I’ve been helping artists make a giant seal. It’s a selkie, to be more accurate; a costume for three singers to project their hopes and fears.
Playing croquet too, in the evening sun, putting on a lawn commissioned cut; although I promised not to go on in great detail.
Yes, I’ve been away for quite some time but not sat idle. There’s a project brewing, undisclosed other than existence and that it’s on the cusp of completion.
I’m in my final year at school (though these are the holidays) and doing AH English & History along with highers in Physics (after a year’s gap) and Biology (crash) that is if all goes to plan in August. I am interested in language, having studied German at higher last year, and English as well, though I’m yet to pinpoint a career or course.
Am I going away this summer? I’ve been. On a school trip to Switzerland…let me tell you about it…
Two days on a bus: not much fun. Though I witnessed the magic of Disney’s Frozen on the inbuilt cinema system along with the wonders of dazed midnight service station expeditions. Trashy chickflicks abound alas; though I had Atwood with me should I wish to block the whiny irksome voices.
On the Pia-Pia P&O Ferry I bought a headphone splitter. I gazed upon the choppy wake of our two-hour passage and watched as those most fabled chalky cliffs faded away. So my travelling companion and I shared in Talking Heads, Blondie and Arctic Monkeys until we arrived in Ghent where Belgian flags festooned the high rise flats.
I saw a beautiful city and a brilliant people rising from the abysmal bus journey. Literally, it was gorge. Every corner turned unearthed a whole new trove of exquisite architecture and character. People cruised by on the canal, which ran right through the centre. It was a pedestrianized Utopia; though most used bikes (somehow all quaint and vintage) in truth. We ate warm waffles with sweet strawberries and cream; they stuck to their cardboard base but otherwise were divine. I tried a snail – wasn’t convinced.
We arrived in Switzerland the following evening. Les Mosses, specifically: La Sapiniere, a ski resort depopulated in the summer months. On the slope of a stunning U-shaped valley up a winding road with manifold hairpin bends.
Our holiday got going with a visit to La Fromagerie or “the cheesery” an alpine dairy farm opposite us. It had its charm but it wasn’t really my thing. However, you probably know this as cheese is not a subject I blog frequently about.
Anyway, after this we ascended the “Glacier 3000” by cable car. It was rather misty so there was not a great deal to be seen above a certain height. We dangled from a ski lift, which disconcertingly stopped jerkily every so often when we were just a little too high off the ground for comfort. I purchased a postcard from the German-speaking shop. Well, I assume they were German-speaking as my request was met when I spoke to them in the aforementioned tongue – I seemed to be blanked for all my efforts (perhaps I tried too hard.)

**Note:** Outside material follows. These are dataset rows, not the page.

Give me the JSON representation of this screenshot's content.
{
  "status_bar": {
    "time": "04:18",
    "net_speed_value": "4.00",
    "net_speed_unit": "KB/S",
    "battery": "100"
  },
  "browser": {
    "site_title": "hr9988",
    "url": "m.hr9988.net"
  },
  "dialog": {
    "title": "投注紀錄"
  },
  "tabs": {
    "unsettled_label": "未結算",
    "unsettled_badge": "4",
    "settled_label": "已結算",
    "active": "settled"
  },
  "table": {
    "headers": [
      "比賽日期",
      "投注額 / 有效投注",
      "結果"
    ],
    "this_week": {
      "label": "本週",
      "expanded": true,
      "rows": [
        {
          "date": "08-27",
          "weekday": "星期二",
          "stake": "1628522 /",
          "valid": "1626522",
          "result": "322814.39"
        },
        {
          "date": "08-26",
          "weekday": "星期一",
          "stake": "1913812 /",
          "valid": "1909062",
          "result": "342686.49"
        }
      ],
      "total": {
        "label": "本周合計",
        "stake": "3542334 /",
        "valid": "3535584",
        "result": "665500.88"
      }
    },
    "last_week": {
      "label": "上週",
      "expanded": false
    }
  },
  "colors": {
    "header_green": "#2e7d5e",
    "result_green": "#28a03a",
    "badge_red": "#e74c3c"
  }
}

Next we were a couple of days early for the Monteux jazz festival where fences sang and a cat crept from the bushes. Against the serene background of Lake Geneva we snapped selfies with the statue of Freddie Mercury in the main square.
The day drew on the temperature rose to a sweltering 34 degrees Celsius. We arrived at the United Nations HQ in Geneva and were taken on a brisk tour where we espied the vibrant stalagmitic roof of the Human Rights assembly room and the Art Deco League of Nations era wing. Painted on the ceiling of the League of Nations chamber was a truly epic mural depicting the steps of civilisation. I wanted to buy all the books in the gift shop, consequently this left me with no choice but to leave with none.
In Chamonix we stepped into the void. There I ordered “un chocolat chaud” to more response than the language that I’d studied which equally delighted and dismayed me. We then took the funicular to yet another glacier; this time we got to go inside it. It was reminiscent, for me at least, of “The Wall” in Game of Thrones with ice all around, illuminated in an ever evolving spectrum. We climbed a long stair to access it which is made more a descent with each year as the glacier retreats and melts away.
The final day we set off to Aosta on the Italian border with Switzerland. We sampled its fine wares; the best ice cream I’ve ever had and for only two euros and of course, the pizza. By now a multilingual citizen of the world I had decided that Italian was simply a mix of French and Spanish, both languages I’d mastered (I got to level 5 Espanol on the “Duolingo” app during exam leave) and so the tongue of the city was mine to manipulate. Walking down the promenade, we were the four musketeers: the Aryan with the telescopic lens; a turquoise tangle in monochrome vertical stripes; a vision in cobalt blue and I, the American ambassador. In the quiet of a secluded alleyway the sweet song of clarinet filtered through a first floor window, practiced and performed, unaware of its own audience – a blissful moment. Not to mention someone zoomed past on a Segway!!!